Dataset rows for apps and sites
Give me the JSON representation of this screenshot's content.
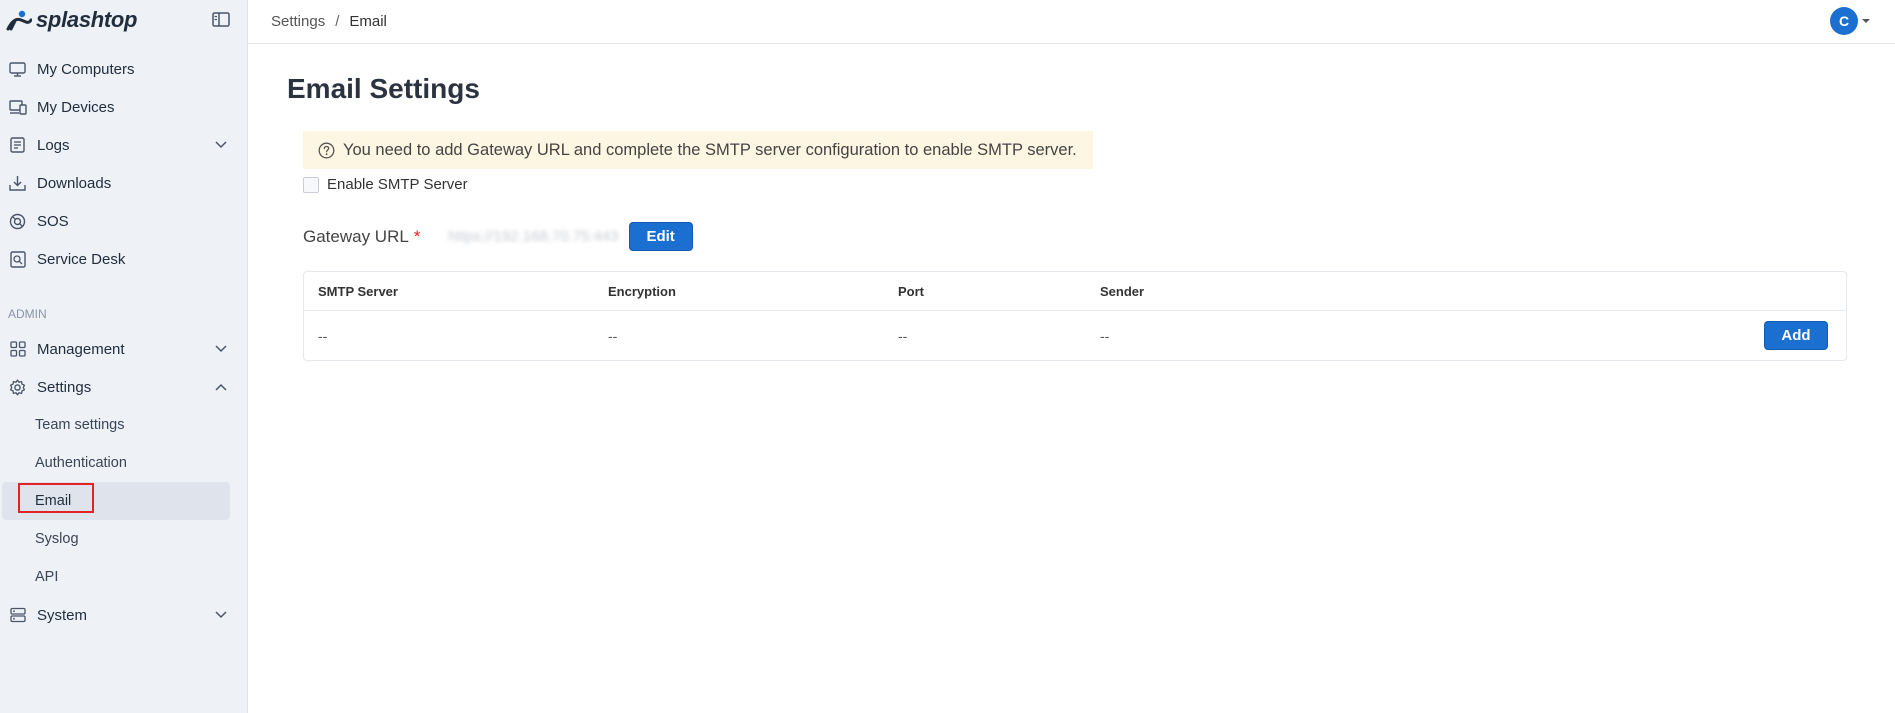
{
  "brand": {
    "name": "splashtop",
    "mark": "®"
  },
  "topbar": {
    "breadcrumb": [
      "Settings",
      "Email"
    ],
    "separator": "/",
    "avatar_initial": "C"
  },
  "sidebar": {
    "items": [
      {
        "label": "My Computers",
        "icon": "monitor-icon"
      },
      {
        "label": "My Devices",
        "icon": "devices-icon"
      },
      {
        "label": "Logs",
        "icon": "logs-icon",
        "expandable": true
      },
      {
        "label": "Downloads",
        "icon": "download-icon"
      },
      {
        "label": "SOS",
        "icon": "sos-icon"
      },
      {
        "label": "Service Desk",
        "icon": "service-desk-icon"
      }
    ],
    "admin_label": "ADMIN",
    "admin_items": [
      {
        "label": "Management",
        "icon": "grid-icon",
        "expanded": false
      },
      {
        "label": "Settings",
        "icon": "gear-icon",
        "expanded": true
      }
    ],
    "settings_subitems": [
      "Team settings",
      "Authentication",
      "Email",
      "Syslog",
      "API"
    ],
    "active_subitem": "Email",
    "system_item": {
      "label": "System",
      "icon": "server-icon"
    }
  },
  "main": {
    "title": "Email Settings",
    "notice": "You need to add Gateway URL and complete the SMTP server configuration to enable SMTP server.",
    "enable_smtp_label": "Enable SMTP Server",
    "gateway_label": "Gateway URL",
    "gateway_required": "*",
    "gateway_value": "https://192.168.70.75:443",
    "edit_label": "Edit",
    "table": {
      "columns": [
        "SMTP Server",
        "Encryption",
        "Port",
        "Sender"
      ],
      "rows": [
        [
          "--",
          "--",
          "--",
          "--"
        ]
      ],
      "add_label": "Add"
    }
  },
  "colors": {
    "accent": "#1b6fd1",
    "notice_bg": "#fdf6e3",
    "sidebar_bg": "#eef1f6",
    "highlight_border": "#e02424"
  }
}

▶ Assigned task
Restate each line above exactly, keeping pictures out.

▶ Answer to the problem
Give me the JSON representation of this screenshot's content.
{
  "brand": {
    "name": "splashtop",
    "mark": "®"
  },
  "topbar": {
    "breadcrumb": [
      "Settings",
      "Email"
    ],
    "separator": "/",
    "avatar_initial": "C"
  },
  "sidebar": {
    "items": [
      {
        "label": "My Computers",
        "icon": "monitor-icon"
      },
      {
        "label": "My Devices",
        "icon": "devices-icon"
      },
      {
        "label": "Logs",
        "icon": "logs-icon",
        "expandable": true
      },
      {
        "label": "Downloads",
        "icon": "download-icon"
      },
      {
        "label": "SOS",
        "icon": "sos-icon"
      },
      {
        "label": "Service Desk",
        "icon": "service-desk-icon"
      }
    ],
    "admin_label": "ADMIN",
    "admin_items": [
      {
        "label": "Management",
        "icon": "grid-icon",
        "expanded": false
      },
      {
        "label": "Settings",
        "icon": "gear-icon",
        "expanded": true
      }
    ],
    "settings_subitems": [
      "Team settings",
      "Authentication",
      "Email",
      "Syslog",
      "API"
    ],
    "active_subitem": "Email",
    "system_item": {
      "label": "System",
      "icon": "server-icon"
    }
  },
  "main": {
    "title": "Email Settings",
    "notice": "You need to add Gateway URL and complete the SMTP server configuration to enable SMTP server.",
    "enable_smtp_label": "Enable SMTP Server",
    "gateway_label": "Gateway URL",
    "gateway_required": "*",
    "gateway_value": "https://192.168.70.75:443",
    "edit_label": "Edit",
    "table": {
      "columns": [
        "SMTP Server",
        "Encryption",
        "Port",
        "Sender"
      ],
      "rows": [
        [
          "--",
          "--",
          "--",
          "--"
        ]
      ],
      "add_label": "Add"
    }
  },
  "colors": {
    "accent": "#1b6fd1",
    "notice_bg": "#fdf6e3",
    "sidebar_bg": "#eef1f6",
    "highlight_border": "#e02424"
  }
}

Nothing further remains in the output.